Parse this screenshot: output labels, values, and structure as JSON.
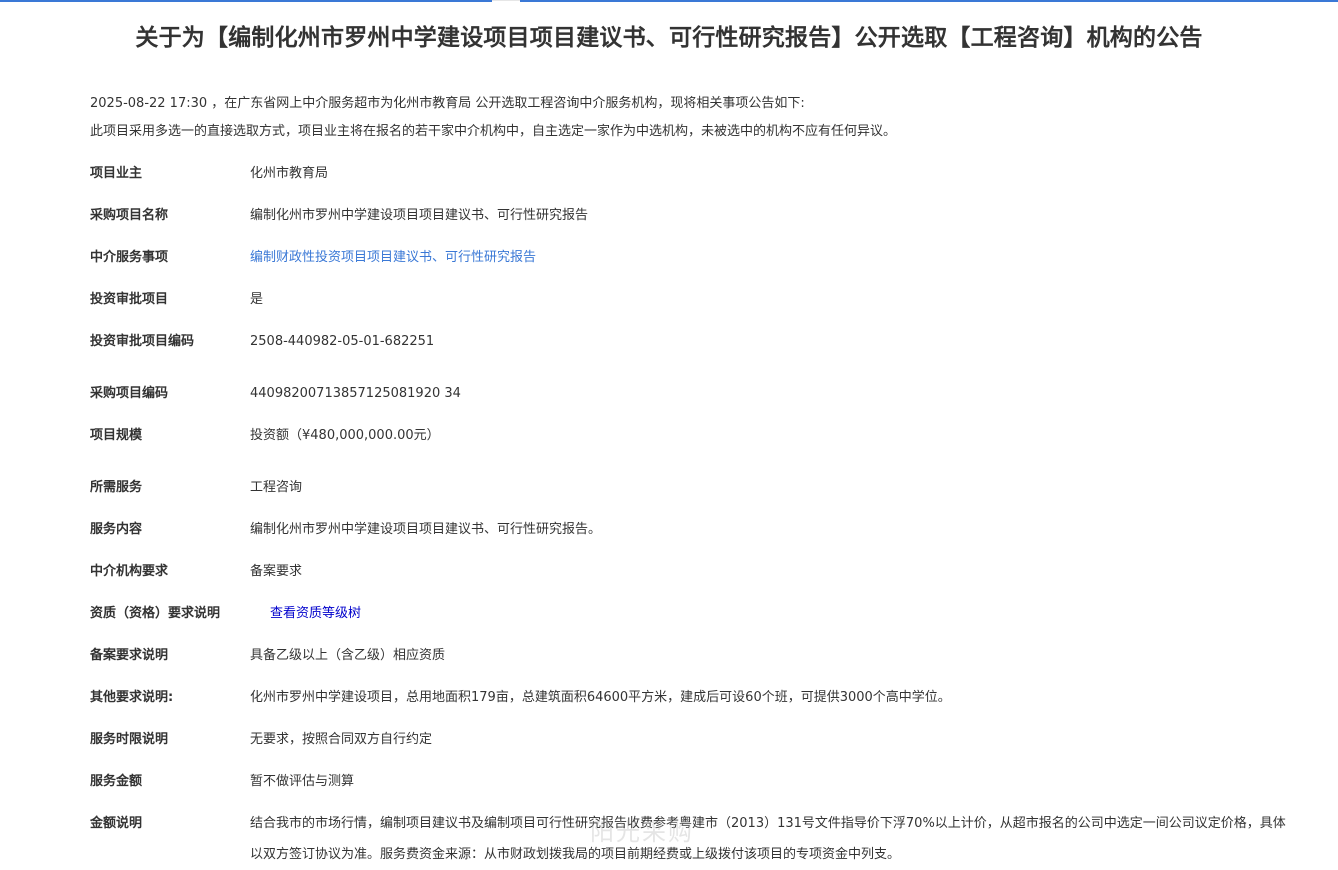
{
  "title": "关于为【编制化州市罗州中学建设项目项目建议书、可行性研究报告】公开选取【工程咨询】机构的公告",
  "intro": {
    "line1": "2025-08-22 17:30 ，在广东省网上中介服务超市为化州市教育局 公开选取工程咨询中介服务机构，现将相关事项公告如下:",
    "line2": "此项目采用多选一的直接选取方式，项目业主将在报名的若干家中介机构中，自主选定一家作为中选机构，未被选中的机构不应有任何异议。"
  },
  "fields": {
    "owner": {
      "label": "项目业主",
      "value": "化州市教育局"
    },
    "project_name": {
      "label": "采购项目名称",
      "value": "编制化州市罗州中学建设项目项目建议书、可行性研究报告"
    },
    "service_item": {
      "label": "中介服务事项",
      "value": "编制财政性投资项目项目建议书、可行性研究报告"
    },
    "approval": {
      "label": "投资审批项目",
      "value": "是"
    },
    "approval_code": {
      "label": "投资审批项目编码",
      "value": "2508-440982-05-01-682251"
    },
    "purchase_code": {
      "label": "采购项目编码",
      "value": "44098200713857125081920 34"
    },
    "scale": {
      "label": "项目规模",
      "value": "投资额（¥480,000,000.00元）"
    },
    "required_service": {
      "label": "所需服务",
      "value": "工程咨询"
    },
    "service_content": {
      "label": "服务内容",
      "value": "编制化州市罗州中学建设项目项目建议书、可行性研究报告。"
    },
    "agency_req": {
      "label": "中介机构要求",
      "value": "备案要求"
    },
    "qualification": {
      "label": "资质（资格）要求说明",
      "value": "查看资质等级树"
    },
    "filing_req": {
      "label": "备案要求说明",
      "value": "具备乙级以上（含乙级）相应资质"
    },
    "other_req": {
      "label": "其他要求说明:",
      "value": "化州市罗州中学建设项目，总用地面积179亩，总建筑面积64600平方米，建成后可设60个班，可提供3000个高中学位。"
    },
    "time_limit": {
      "label": "服务时限说明",
      "value": "无要求，按照合同双方自行约定"
    },
    "amount": {
      "label": "服务金额",
      "value": "暂不做评估与测算"
    },
    "amount_note": {
      "label": "金额说明",
      "value": "结合我市的市场行情，编制项目建议书及编制项目可行性研究报告收费参考粤建市（2013）131号文件指导价下浮70%以上计价，从超市报名的公司中选定一间公司议定价格，具体以双方签订协议为准。服务费资金来源：从市财政划拨我局的项目前期经费或上级拨付该项目的专项资金中列支。"
    }
  },
  "watermark": "阳光采购",
  "colors": {
    "link": "#3a78d6",
    "link_dark": "#0000cc",
    "accent": "#3a78d6"
  }
}
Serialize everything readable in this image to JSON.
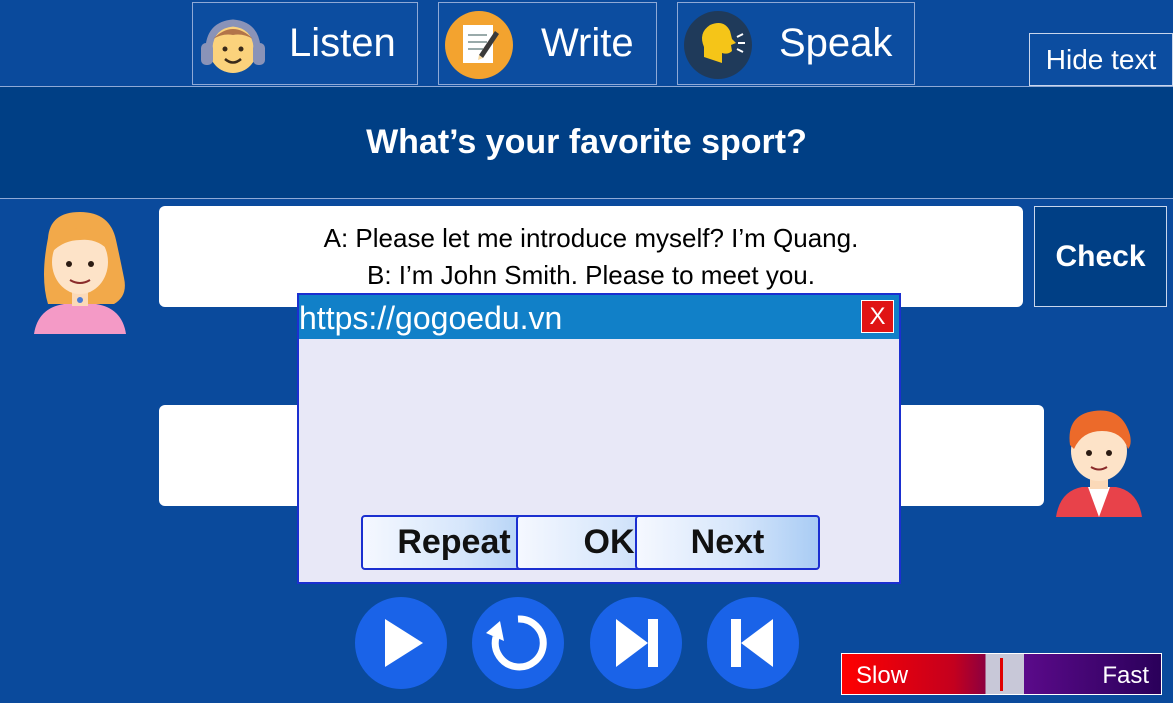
{
  "tabs": {
    "listen": "Listen",
    "write": "Write",
    "speak": "Speak"
  },
  "hide_text": "Hide text",
  "lesson_title": "What’s your favorite sport?",
  "dialogue": {
    "line_a": "A: Please let me introduce myself? I’m Quang.",
    "line_b": "B: I’m John Smith. Please to meet you."
  },
  "check_label": "Check",
  "modal": {
    "url": "https://gogoedu.vn",
    "close": "X",
    "repeat": "Repeat",
    "ok": "OK",
    "next": "Next"
  },
  "speed": {
    "slow": "Slow",
    "fast": "Fast"
  },
  "icons": {
    "play": "play-icon",
    "replay": "replay-icon",
    "next": "skip-next-icon",
    "prev": "skip-previous-icon"
  },
  "colors": {
    "background": "#0a4a9c",
    "title_bar": "#003f85",
    "control_button": "#1a63e8",
    "modal_header": "#1180c8",
    "close_button": "#e01414"
  }
}
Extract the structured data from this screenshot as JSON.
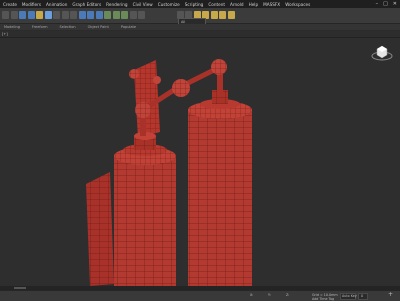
{
  "app": {
    "menu": [
      "Create",
      "Modifiers",
      "Animation",
      "Graph Editors",
      "Rendering",
      "Civil View",
      "Customize",
      "Scripting",
      "Content",
      "Arnold",
      "Help",
      "MASSFX",
      "Workspaces"
    ],
    "window_controls": [
      "–",
      "□",
      "✕"
    ]
  },
  "toolbar": {
    "selection_filter": "All",
    "icons": [
      "undo-icon",
      "redo-icon",
      "link-icon",
      "unlink-icon",
      "bind-icon",
      "select-icon",
      "select-by-name-icon",
      "rect-region-icon",
      "window-crossing-icon",
      "move-icon",
      "rotate-icon",
      "scale-icon",
      "snap-icon",
      "angle-snap-icon",
      "percent-snap-icon",
      "mirror-icon",
      "align-icon",
      "layer-icon",
      "curve-editor-icon",
      "schematic-icon",
      "material-editor-icon",
      "render-setup-icon",
      "render-frame-icon",
      "render-icon"
    ]
  },
  "ribbon": {
    "tabs": [
      "Modeling",
      "Freeform",
      "Selection",
      "Object Paint",
      "Populate"
    ]
  },
  "viewport": {
    "label": "[+]",
    "background": "#2e2e2e",
    "model_color": "#b8382e"
  },
  "status": {
    "left": "",
    "coords": [
      "X:",
      "Y:",
      "Z:"
    ],
    "grid": "Grid = 10.0mm",
    "time_tag": "Add Time Tag",
    "auto_key": "Auto Key",
    "frame": "0"
  },
  "colors": {
    "accent": "#4a7ab8",
    "red_model": "#b8382e",
    "wire": "#5a1510"
  }
}
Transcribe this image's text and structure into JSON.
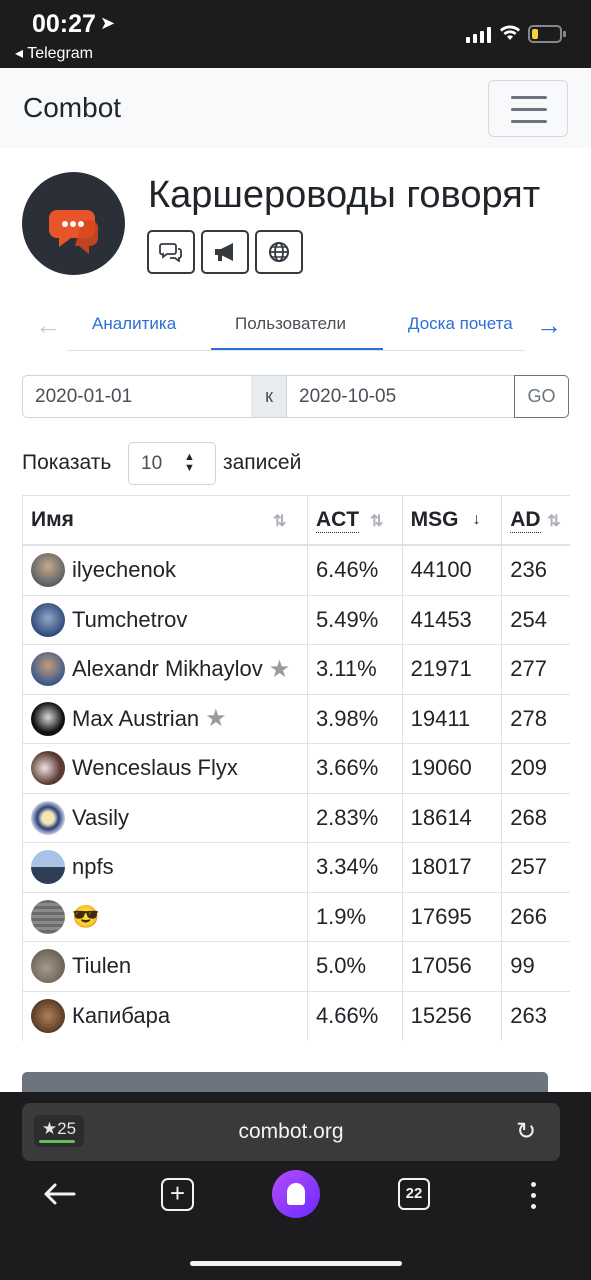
{
  "status": {
    "time": "00:27",
    "back_app": "Telegram"
  },
  "navbar": {
    "brand": "Combot"
  },
  "group": {
    "title": "Каршероводы говорят"
  },
  "tabs": [
    {
      "label": "Аналитика"
    },
    {
      "label": "Пользователи"
    },
    {
      "label": "Доска почета"
    }
  ],
  "filter": {
    "from": "2020-01-01",
    "separator": "к",
    "to": "2020-10-05",
    "go": "GO"
  },
  "entries": {
    "show": "Показать",
    "value": "10",
    "records": "записей"
  },
  "table": {
    "headers": [
      "Имя",
      "ACT",
      "MSG",
      "AD"
    ],
    "rows": [
      {
        "name": "ilyechenok",
        "act": "6.46%",
        "msg": "44100",
        "ad": "236"
      },
      {
        "name": "Tumchetrov",
        "act": "5.49%",
        "msg": "41453",
        "ad": "254"
      },
      {
        "name": "Alexandr Mikhaylov",
        "act": "3.11%",
        "msg": "21971",
        "ad": "277"
      },
      {
        "name": "Max Austrian",
        "act": "3.98%",
        "msg": "19411",
        "ad": "278"
      },
      {
        "name": "Wenceslaus Flyx",
        "act": "3.66%",
        "msg": "19060",
        "ad": "209"
      },
      {
        "name": "Vasily",
        "act": "2.83%",
        "msg": "18614",
        "ad": "268"
      },
      {
        "name": "npfs",
        "act": "3.34%",
        "msg": "18017",
        "ad": "257"
      },
      {
        "name": "😎",
        "act": "1.9%",
        "msg": "17695",
        "ad": "266"
      },
      {
        "name": "Tiulen",
        "act": "5.0%",
        "msg": "17056",
        "ad": "99"
      },
      {
        "name": "Капибара",
        "act": "4.66%",
        "msg": "15256",
        "ad": "263"
      }
    ]
  },
  "browser": {
    "rating": "25",
    "url": "combot.org",
    "tabs_count": "22"
  },
  "colors": {
    "link": "#2a6fd6",
    "brand_icon_orange": "#e8552b",
    "dark_bar": "#1c1c1e"
  }
}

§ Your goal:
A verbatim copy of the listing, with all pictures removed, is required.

§ Result for this task:
Parse this screenshot: output labels, values, and structure as JSON.
{
  "title": "关于为【编制化州市罗州中学建设项目项目建议书、可行性研究报告】公开选取【工程咨询】机构的公告",
  "intro": {
    "line1": "2025-08-22 17:30 ，在广东省网上中介服务超市为化州市教育局 公开选取工程咨询中介服务机构，现将相关事项公告如下:",
    "line2": "此项目采用多选一的直接选取方式，项目业主将在报名的若干家中介机构中，自主选定一家作为中选机构，未被选中的机构不应有任何异议。"
  },
  "fields": {
    "owner": {
      "label": "项目业主",
      "value": "化州市教育局"
    },
    "project_name": {
      "label": "采购项目名称",
      "value": "编制化州市罗州中学建设项目项目建议书、可行性研究报告"
    },
    "service_item": {
      "label": "中介服务事项",
      "value": "编制财政性投资项目项目建议书、可行性研究报告"
    },
    "approval": {
      "label": "投资审批项目",
      "value": "是"
    },
    "approval_code": {
      "label": "投资审批项目编码",
      "value": "2508-440982-05-01-682251"
    },
    "purchase_code": {
      "label": "采购项目编码",
      "value": "44098200713857125081920 34"
    },
    "scale": {
      "label": "项目规模",
      "value": "投资额（¥480,000,000.00元）"
    },
    "required_service": {
      "label": "所需服务",
      "value": "工程咨询"
    },
    "service_content": {
      "label": "服务内容",
      "value": "编制化州市罗州中学建设项目项目建议书、可行性研究报告。"
    },
    "agency_req": {
      "label": "中介机构要求",
      "value": "备案要求"
    },
    "qualification": {
      "label": "资质（资格）要求说明",
      "value": "查看资质等级树"
    },
    "filing_req": {
      "label": "备案要求说明",
      "value": "具备乙级以上（含乙级）相应资质"
    },
    "other_req": {
      "label": "其他要求说明:",
      "value": "化州市罗州中学建设项目，总用地面积179亩，总建筑面积64600平方米，建成后可设60个班，可提供3000个高中学位。"
    },
    "time_limit": {
      "label": "服务时限说明",
      "value": "无要求，按照合同双方自行约定"
    },
    "amount": {
      "label": "服务金额",
      "value": "暂不做评估与测算"
    },
    "amount_note": {
      "label": "金额说明",
      "value": "结合我市的市场行情，编制项目建议书及编制项目可行性研究报告收费参考粤建市（2013）131号文件指导价下浮70%以上计价，从超市报名的公司中选定一间公司议定价格，具体以双方签订协议为准。服务费资金来源：从市财政划拨我局的项目前期经费或上级拨付该项目的专项资金中列支。"
    }
  },
  "watermark": "阳光采购",
  "colors": {
    "link": "#3a78d6",
    "link_dark": "#0000cc",
    "accent": "#3a78d6"
  }
}
Serialize everything readable in this image to JSON.
{
  "tabs": {
    "listen": "Listen",
    "write": "Write",
    "speak": "Speak"
  },
  "hide_text": "Hide text",
  "lesson_title": "What’s your favorite sport?",
  "dialogue": {
    "line_a": "A: Please let me introduce myself? I’m Quang.",
    "line_b": "B: I’m John Smith. Please to meet you."
  },
  "check_label": "Check",
  "modal": {
    "url": "https://gogoedu.vn",
    "close": "X",
    "repeat": "Repeat",
    "ok": "OK",
    "next": "Next"
  },
  "speed": {
    "slow": "Slow",
    "fast": "Fast"
  },
  "icons": {
    "play": "play-icon",
    "replay": "replay-icon",
    "next": "skip-next-icon",
    "prev": "skip-previous-icon"
  },
  "colors": {
    "background": "#0a4a9c",
    "title_bar": "#003f85",
    "control_button": "#1a63e8",
    "modal_header": "#1180c8",
    "close_button": "#e01414"
  }
}
Extract the structured data from this screenshot as JSON.
{
  "app": {
    "menu": [
      "Create",
      "Modifiers",
      "Animation",
      "Graph Editors",
      "Rendering",
      "Civil View",
      "Customize",
      "Scripting",
      "Content",
      "Arnold",
      "Help",
      "MASSFX",
      "Workspaces"
    ],
    "window_controls": [
      "–",
      "□",
      "✕"
    ]
  },
  "toolbar": {
    "selection_filter": "All",
    "icons": [
      "undo-icon",
      "redo-icon",
      "link-icon",
      "unlink-icon",
      "bind-icon",
      "select-icon",
      "select-by-name-icon",
      "rect-region-icon",
      "window-crossing-icon",
      "move-icon",
      "rotate-icon",
      "scale-icon",
      "snap-icon",
      "angle-snap-icon",
      "percent-snap-icon",
      "mirror-icon",
      "align-icon",
      "layer-icon",
      "curve-editor-icon",
      "schematic-icon",
      "material-editor-icon",
      "render-setup-icon",
      "render-frame-icon",
      "render-icon"
    ]
  },
  "ribbon": {
    "tabs": [
      "Modeling",
      "Freeform",
      "Selection",
      "Object Paint",
      "Populate"
    ]
  },
  "viewport": {
    "label": "[+]",
    "background": "#2e2e2e",
    "model_color": "#b8382e"
  },
  "status": {
    "left": "",
    "coords": [
      "X:",
      "Y:",
      "Z:"
    ],
    "grid": "Grid = 10.0mm",
    "time_tag": "Add Time Tag",
    "auto_key": "Auto Key",
    "frame": "0"
  },
  "colors": {
    "accent": "#4a7ab8",
    "red_model": "#b8382e",
    "wire": "#5a1510"
  }
}
Transcribe this image's text and structure into JSON.
{
  "status": {
    "time": "00:27",
    "back_app": "Telegram"
  },
  "navbar": {
    "brand": "Combot"
  },
  "group": {
    "title": "Каршероводы говорят"
  },
  "tabs": [
    {
      "label": "Аналитика"
    },
    {
      "label": "Пользователи"
    },
    {
      "label": "Доска почета"
    }
  ],
  "filter": {
    "from": "2020-01-01",
    "separator": "к",
    "to": "2020-10-05",
    "go": "GO"
  },
  "entries": {
    "show": "Показать",
    "value": "10",
    "records": "записей"
  },
  "table": {
    "headers": [
      "Имя",
      "ACT",
      "MSG",
      "AD"
    ],
    "rows": [
      {
        "name": "ilyechenok",
        "act": "6.46%",
        "msg": "44100",
        "ad": "236"
      },
      {
        "name": "Tumchetrov",
        "act": "5.49%",
        "msg": "41453",
        "ad": "254"
      },
      {
        "name": "Alexandr Mikhaylov",
        "act": "3.11%",
        "msg": "21971",
        "ad": "277"
      },
      {
        "name": "Max Austrian",
        "act": "3.98%",
        "msg": "19411",
        "ad": "278"
      },
      {
        "name": "Wenceslaus Flyx",
        "act": "3.66%",
        "msg": "19060",
        "ad": "209"
      },
      {
        "name": "Vasily",
        "act": "2.83%",
        "msg": "18614",
        "ad": "268"
      },
      {
        "name": "npfs",
        "act": "3.34%",
        "msg": "18017",
        "ad": "257"
      },
      {
        "name": "😎",
        "act": "1.9%",
        "msg": "17695",
        "ad": "266"
      },
      {
        "name": "Tiulen",
        "act": "5.0%",
        "msg": "17056",
        "ad": "99"
      },
      {
        "name": "Капибара",
        "act": "4.66%",
        "msg": "15256",
        "ad": "263"
      }
    ]
  },
  "browser": {
    "rating": "25",
    "url": "combot.org",
    "tabs_count": "22"
  },
  "colors": {
    "link": "#2a6fd6",
    "brand_icon_orange": "#e8552b",
    "dark_bar": "#1c1c1e"
  }
}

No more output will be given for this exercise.